_TO DO_
Could you restate all of the records below exactly, with the pictures left out?

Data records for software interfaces
#####

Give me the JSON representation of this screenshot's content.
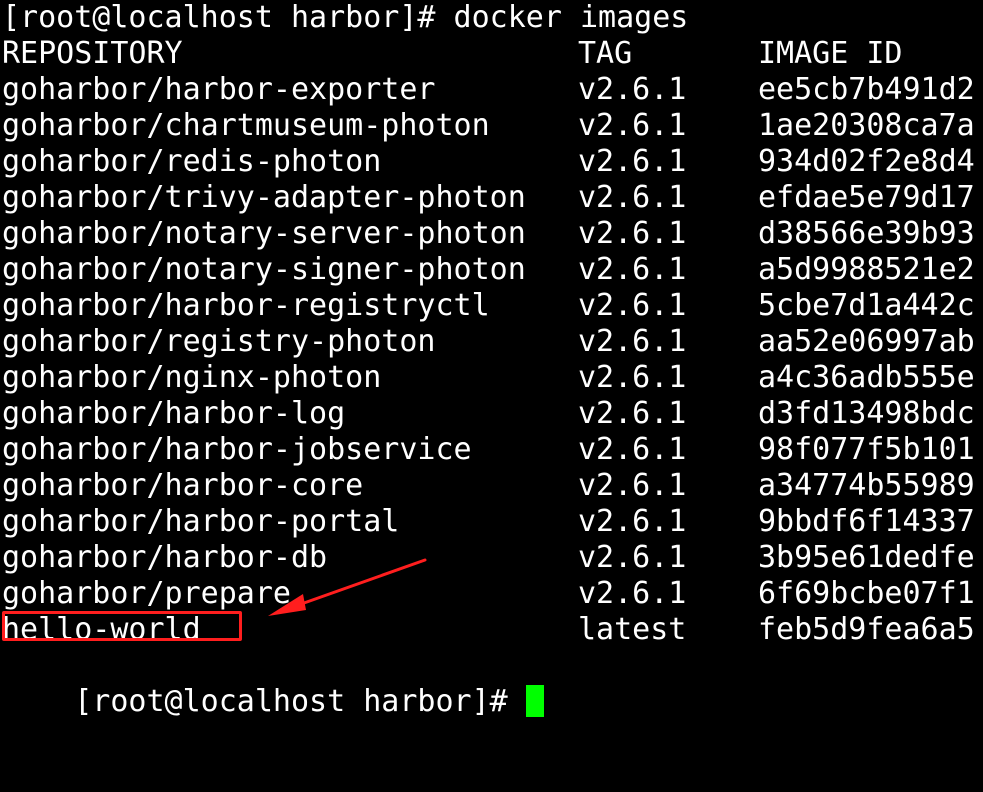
{
  "prompt_command": "[root@localhost harbor]# docker images",
  "headers": {
    "repository": "REPOSITORY",
    "tag": "TAG",
    "image_id": "IMAGE ID"
  },
  "rows": [
    {
      "repository": "goharbor/harbor-exporter",
      "tag": "v2.6.1",
      "image_id": "ee5cb7b491d2"
    },
    {
      "repository": "goharbor/chartmuseum-photon",
      "tag": "v2.6.1",
      "image_id": "1ae20308ca7a"
    },
    {
      "repository": "goharbor/redis-photon",
      "tag": "v2.6.1",
      "image_id": "934d02f2e8d4"
    },
    {
      "repository": "goharbor/trivy-adapter-photon",
      "tag": "v2.6.1",
      "image_id": "efdae5e79d17"
    },
    {
      "repository": "goharbor/notary-server-photon",
      "tag": "v2.6.1",
      "image_id": "d38566e39b93"
    },
    {
      "repository": "goharbor/notary-signer-photon",
      "tag": "v2.6.1",
      "image_id": "a5d9988521e2"
    },
    {
      "repository": "goharbor/harbor-registryctl",
      "tag": "v2.6.1",
      "image_id": "5cbe7d1a442c"
    },
    {
      "repository": "goharbor/registry-photon",
      "tag": "v2.6.1",
      "image_id": "aa52e06997ab"
    },
    {
      "repository": "goharbor/nginx-photon",
      "tag": "v2.6.1",
      "image_id": "a4c36adb555e"
    },
    {
      "repository": "goharbor/harbor-log",
      "tag": "v2.6.1",
      "image_id": "d3fd13498bdc"
    },
    {
      "repository": "goharbor/harbor-jobservice",
      "tag": "v2.6.1",
      "image_id": "98f077f5b101"
    },
    {
      "repository": "goharbor/harbor-core",
      "tag": "v2.6.1",
      "image_id": "a34774b55989"
    },
    {
      "repository": "goharbor/harbor-portal",
      "tag": "v2.6.1",
      "image_id": "9bbdf6f14337"
    },
    {
      "repository": "goharbor/harbor-db",
      "tag": "v2.6.1",
      "image_id": "3b95e61dedfe"
    },
    {
      "repository": "goharbor/prepare",
      "tag": "v2.6.1",
      "image_id": "6f69bcbe07f1"
    },
    {
      "repository": "hello-world",
      "tag": "latest",
      "image_id": "feb5d9fea6a5"
    }
  ],
  "prompt_final": "[root@localhost harbor]#",
  "colors": {
    "background": "#000000",
    "text": "#ffffff",
    "cursor": "#00ff00",
    "annotation": "#ff1e1e"
  }
}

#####

_ANSWER BELOW_
Give me the JSON representation of this screenshot's content.
{
  "prompt_command": "[root@localhost harbor]# docker images",
  "headers": {
    "repository": "REPOSITORY",
    "tag": "TAG",
    "image_id": "IMAGE ID"
  },
  "rows": [
    {
      "repository": "goharbor/harbor-exporter",
      "tag": "v2.6.1",
      "image_id": "ee5cb7b491d2"
    },
    {
      "repository": "goharbor/chartmuseum-photon",
      "tag": "v2.6.1",
      "image_id": "1ae20308ca7a"
    },
    {
      "repository": "goharbor/redis-photon",
      "tag": "v2.6.1",
      "image_id": "934d02f2e8d4"
    },
    {
      "repository": "goharbor/trivy-adapter-photon",
      "tag": "v2.6.1",
      "image_id": "efdae5e79d17"
    },
    {
      "repository": "goharbor/notary-server-photon",
      "tag": "v2.6.1",
      "image_id": "d38566e39b93"
    },
    {
      "repository": "goharbor/notary-signer-photon",
      "tag": "v2.6.1",
      "image_id": "a5d9988521e2"
    },
    {
      "repository": "goharbor/harbor-registryctl",
      "tag": "v2.6.1",
      "image_id": "5cbe7d1a442c"
    },
    {
      "repository": "goharbor/registry-photon",
      "tag": "v2.6.1",
      "image_id": "aa52e06997ab"
    },
    {
      "repository": "goharbor/nginx-photon",
      "tag": "v2.6.1",
      "image_id": "a4c36adb555e"
    },
    {
      "repository": "goharbor/harbor-log",
      "tag": "v2.6.1",
      "image_id": "d3fd13498bdc"
    },
    {
      "repository": "goharbor/harbor-jobservice",
      "tag": "v2.6.1",
      "image_id": "98f077f5b101"
    },
    {
      "repository": "goharbor/harbor-core",
      "tag": "v2.6.1",
      "image_id": "a34774b55989"
    },
    {
      "repository": "goharbor/harbor-portal",
      "tag": "v2.6.1",
      "image_id": "9bbdf6f14337"
    },
    {
      "repository": "goharbor/harbor-db",
      "tag": "v2.6.1",
      "image_id": "3b95e61dedfe"
    },
    {
      "repository": "goharbor/prepare",
      "tag": "v2.6.1",
      "image_id": "6f69bcbe07f1"
    },
    {
      "repository": "hello-world",
      "tag": "latest",
      "image_id": "feb5d9fea6a5"
    }
  ],
  "prompt_final": "[root@localhost harbor]#",
  "colors": {
    "background": "#000000",
    "text": "#ffffff",
    "cursor": "#00ff00",
    "annotation": "#ff1e1e"
  }
}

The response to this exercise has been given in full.